One thing I did in England was pick up several review copies of books sent to me by kindly publishers and distribute them to the wonderful women of the online writers' forum Fiction Workhouse on our fabulous day out last Sunday in London. I had only met one of them - Vanessa, the FW's founder - but due to the nature of the Workhouse, we all felt we knew each other already. Julia, Zoe, Susannah, Mel, Elaine, Vanessa... what a fabulous groups of wise and witty women. We met up at Holborn tube - just before it was shut due to a security alert! - and joined a Wellcome Trust walk about the medical history of the area, called Blood, Guts, Gore and Children. It was fascinating, despite the pavements being a little tough on the feet. Then we repaired to a nearby vegetarian curry house for the real purpose of the day: talking. Hours passed like minutes, and for me, to sit around and natter about writing was like being in heaven! Eventually, everyone sadly had to get back to their respective corners of England, but I really hope we'll do it again, and that more FW members will join us.

For me and Vanessa, the fun carried on, with a trip to Cambridge the next day to meet Jen Hamilton-Emery from Salt Publishing, the small press that is publishing our story collections, hers in March and mine in June. For three hours we talked about stories, about publishing, about our work and other people's, serenaded by the Italian owner of Clowns cafe, who took quite a shine to Vanessa! Jen insisted on taking our pic... spot the tiny clown in the background.

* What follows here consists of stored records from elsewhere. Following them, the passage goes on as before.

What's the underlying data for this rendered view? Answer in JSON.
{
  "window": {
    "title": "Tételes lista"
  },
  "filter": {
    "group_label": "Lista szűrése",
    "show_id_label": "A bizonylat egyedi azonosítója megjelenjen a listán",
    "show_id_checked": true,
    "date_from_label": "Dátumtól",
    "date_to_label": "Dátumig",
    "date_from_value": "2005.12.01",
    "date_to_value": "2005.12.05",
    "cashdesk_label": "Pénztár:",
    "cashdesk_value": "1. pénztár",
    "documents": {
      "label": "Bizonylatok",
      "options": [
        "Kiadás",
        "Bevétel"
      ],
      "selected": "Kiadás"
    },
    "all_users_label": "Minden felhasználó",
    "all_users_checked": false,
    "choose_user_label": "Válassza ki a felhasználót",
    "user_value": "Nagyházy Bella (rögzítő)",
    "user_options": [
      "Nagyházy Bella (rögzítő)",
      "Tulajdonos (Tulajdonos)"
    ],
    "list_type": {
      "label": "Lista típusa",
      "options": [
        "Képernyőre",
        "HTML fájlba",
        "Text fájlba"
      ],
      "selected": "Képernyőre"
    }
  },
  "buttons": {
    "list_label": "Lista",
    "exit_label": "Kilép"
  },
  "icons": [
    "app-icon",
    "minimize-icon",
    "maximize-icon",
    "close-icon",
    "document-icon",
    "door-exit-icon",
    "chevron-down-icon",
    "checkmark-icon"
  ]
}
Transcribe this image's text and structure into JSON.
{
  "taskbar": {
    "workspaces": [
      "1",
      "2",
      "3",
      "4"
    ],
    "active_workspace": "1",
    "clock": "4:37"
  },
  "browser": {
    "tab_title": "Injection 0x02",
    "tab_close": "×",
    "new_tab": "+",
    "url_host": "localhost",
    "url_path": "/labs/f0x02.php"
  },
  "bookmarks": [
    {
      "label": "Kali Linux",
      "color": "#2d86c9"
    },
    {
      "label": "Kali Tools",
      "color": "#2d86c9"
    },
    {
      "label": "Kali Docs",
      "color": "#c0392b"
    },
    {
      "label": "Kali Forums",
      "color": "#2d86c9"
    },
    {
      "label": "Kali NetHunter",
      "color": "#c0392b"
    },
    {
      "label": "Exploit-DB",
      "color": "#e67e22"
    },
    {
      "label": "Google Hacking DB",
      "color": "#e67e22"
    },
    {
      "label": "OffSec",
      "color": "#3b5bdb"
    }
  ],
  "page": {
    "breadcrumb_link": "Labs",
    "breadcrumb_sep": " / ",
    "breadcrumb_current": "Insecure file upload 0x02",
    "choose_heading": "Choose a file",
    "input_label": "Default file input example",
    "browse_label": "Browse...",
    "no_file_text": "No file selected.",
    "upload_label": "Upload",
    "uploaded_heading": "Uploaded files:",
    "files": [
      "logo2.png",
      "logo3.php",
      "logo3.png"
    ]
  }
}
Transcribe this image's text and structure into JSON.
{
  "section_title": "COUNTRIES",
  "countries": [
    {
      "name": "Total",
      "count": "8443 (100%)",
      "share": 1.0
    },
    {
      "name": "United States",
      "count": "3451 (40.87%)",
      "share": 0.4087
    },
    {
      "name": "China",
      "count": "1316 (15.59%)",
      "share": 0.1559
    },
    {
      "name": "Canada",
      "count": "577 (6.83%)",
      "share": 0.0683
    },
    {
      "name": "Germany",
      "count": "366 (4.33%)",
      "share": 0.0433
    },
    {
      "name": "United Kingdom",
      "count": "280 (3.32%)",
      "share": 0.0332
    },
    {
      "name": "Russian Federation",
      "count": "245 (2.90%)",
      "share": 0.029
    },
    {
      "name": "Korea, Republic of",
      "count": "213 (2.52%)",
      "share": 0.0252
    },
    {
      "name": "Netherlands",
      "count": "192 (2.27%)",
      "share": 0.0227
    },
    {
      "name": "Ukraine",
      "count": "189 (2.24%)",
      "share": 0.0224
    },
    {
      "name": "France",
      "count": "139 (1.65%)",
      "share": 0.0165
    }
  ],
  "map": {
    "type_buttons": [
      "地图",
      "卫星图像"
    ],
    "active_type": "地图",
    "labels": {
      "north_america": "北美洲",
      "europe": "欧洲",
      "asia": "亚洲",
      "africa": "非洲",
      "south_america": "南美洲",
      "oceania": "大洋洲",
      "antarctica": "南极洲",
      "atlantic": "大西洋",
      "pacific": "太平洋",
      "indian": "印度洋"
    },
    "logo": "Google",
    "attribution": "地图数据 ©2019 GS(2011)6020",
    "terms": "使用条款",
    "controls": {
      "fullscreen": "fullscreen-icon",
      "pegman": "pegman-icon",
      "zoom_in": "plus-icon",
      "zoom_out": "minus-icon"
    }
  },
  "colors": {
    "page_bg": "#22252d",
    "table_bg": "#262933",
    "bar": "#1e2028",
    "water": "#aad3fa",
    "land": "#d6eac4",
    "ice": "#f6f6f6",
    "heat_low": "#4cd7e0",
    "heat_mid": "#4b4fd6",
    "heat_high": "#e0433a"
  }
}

Meeting Jen - who is just delightful, with seemingly limitless energy and highly infectious enthusiasm - made it finally seem real to me. Months I had been worrying that her email with the offer of publication was a mistake, that she would withdraw it when she realized what she'd done. Now, after seeing her in the flesh and hearing her enthusiasm for my stories, I can almost believe it. We had another Salt meet-up last week:with excellent timing (for me!) Salt held a party on Thursday night at Foyles bookshop in London, at which many of their recently-published authors - poets and short story writers - read from their work and signed copies of their books (for pictures see Jen's Myspace blog).

For the first time, I was not sitting in the audience as other writers read and wishing it was me: for the first time, I knew it would be me, this time next year. This was further emphasized when, in the interval, I met several fabulous Salt short story writers that I had heard of and read: Chrissie Gittins, Elizabeth Baines and Carys Davies. We had never met, yet all three of them, without me saying a word, said "You must be Tania". Being someone who thinks of herself as having wallflower tendencies, observing from the sidelines without being seen, I was completely taken aback. But the world is a different place now - the world is blogs and websites and myspace and facebook, and The Short Review. Seems as though I can't quietly observe any more; now I am actually taking part.

It wasn't until J and I were driving back to his mother's that night that it started to sink in - I met authors and they treated me like one of them. I am an author. I am an author. I got quite emotional, and, since I was driving, we had to pull into a service station for an emergency Crunchie. Felt much better.

Now it seems I have work to do - Jen has sent me an Author Questionnaire and I have to find my USPs, she says.... my Unique Selling Points. Well, listening to the other authors read on Thursday night did demonstrate to me that I seem to have USPs because my stories didn't resemble any of theirs so I must be doing something a bit differently. How to put it in words? I also have to think about launch events... Where? When? Who? And I also have to get used to the idea of reading my own work, out loud, in front of strangers, assuming that any strangers want to come and hear me! Life is changing. It's all very, very good.